The E.R.S. defines the delivery and mail order segment as focused on businesses that sell merchandise “using non-store means, such as catalogues, toll-free telephone numbers, or electronic media, such as interactive television or computer.”
Food takes slightly larger share of income
With disposable income barely growing in 2009, food share edges higher
U.S. food expenditures in 2009, totaling $1,034.6 billion, equated to 9.5% of disposable income. Spending last year was up 0.6% from $1.017.5 billion in 2008 when food spending was 9.4% of income.

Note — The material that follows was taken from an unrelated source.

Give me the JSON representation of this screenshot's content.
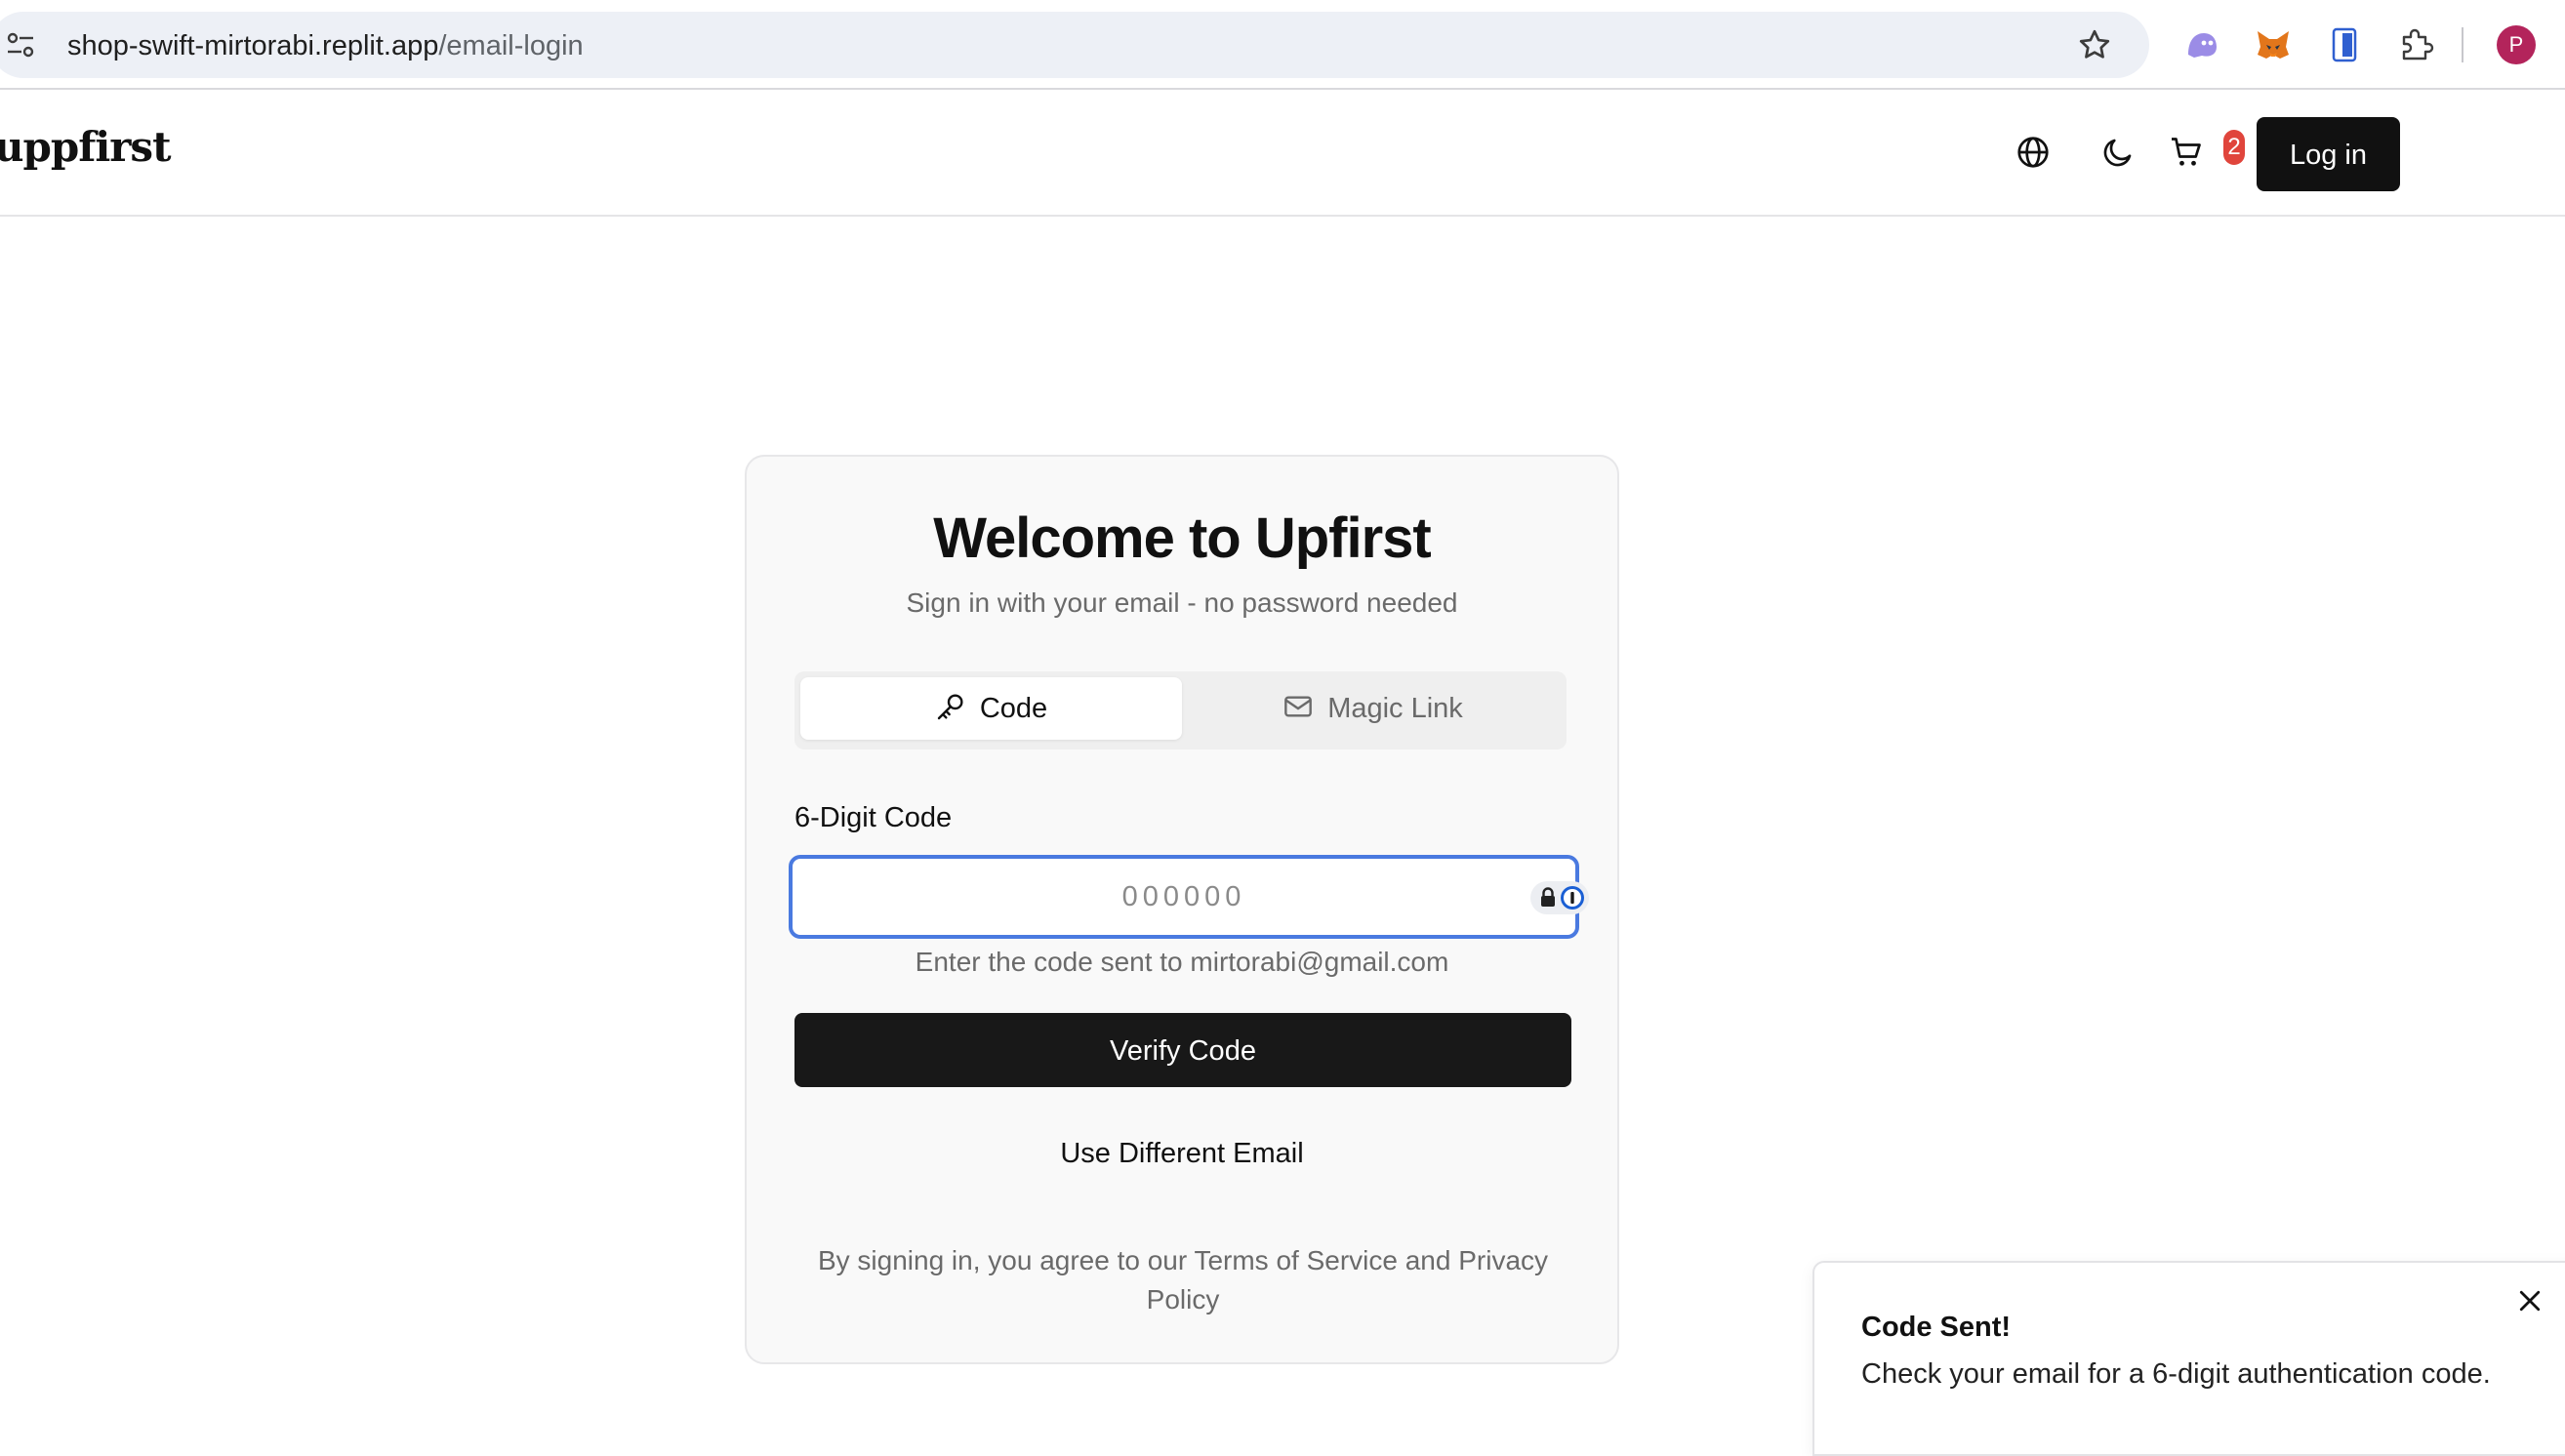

Data on food expenditures were issued last month by the Economic Research Service of the U.S. Department of Agriculture.
Since 1950, food spending as a percentage of disposable income has risen only in 11 of 60 years. During this period, the share of income spent on food declined from 20.6% in 1950, to 13.2% in 1980 to 9.5% in 2009. The share first fell below 10% in 2000, at 9.9%, and has ranged between 9.4% and 9.9% in each of the intervening years.
One of the reasons families spent more on food in 2009 was the tepid pace of economic growth. U.S. disposable personal income in 2009, at $10,923.6 billion, was up 1.1% from $10,806.4 billion in 2008. The 1.1% growth rate compared with 3.9% in 2008 and 7.9% in 2007. It was the slowest annual growth rate for disposable income since a 0.1% decline in 1949.
Spending on food at home in 2009 was $605.4 billion, up 1.8% from $594.9 billion in 2008. Americans spent 5.5% of disposable income on food at home in 2009, the same proportion as in 2008 and 2007. Spending on food away from home was $429.2 billion in 2008, up 1.6% from $422.6 billion in 2007. The proportion of income spent on food away from home was 3.9% in 2009, the same as in 2008 and 2007.
Overall spending on food in the United States remained solidly below levels spent in other countries, based on the most recent E.R.S. data.
Through 2008, the United States was spending 5.7% of personal income (a different measure than personal income) on food at home, significantly beneath the 8.2% in Ireland and 8.3% in
Singapore, countries that ranked second and third, respectively.
Food spending in other large economies around the world include 8.6% in the United Kingdom, 11.4% in Germany, 14.6% in Japan and 34.9% in China.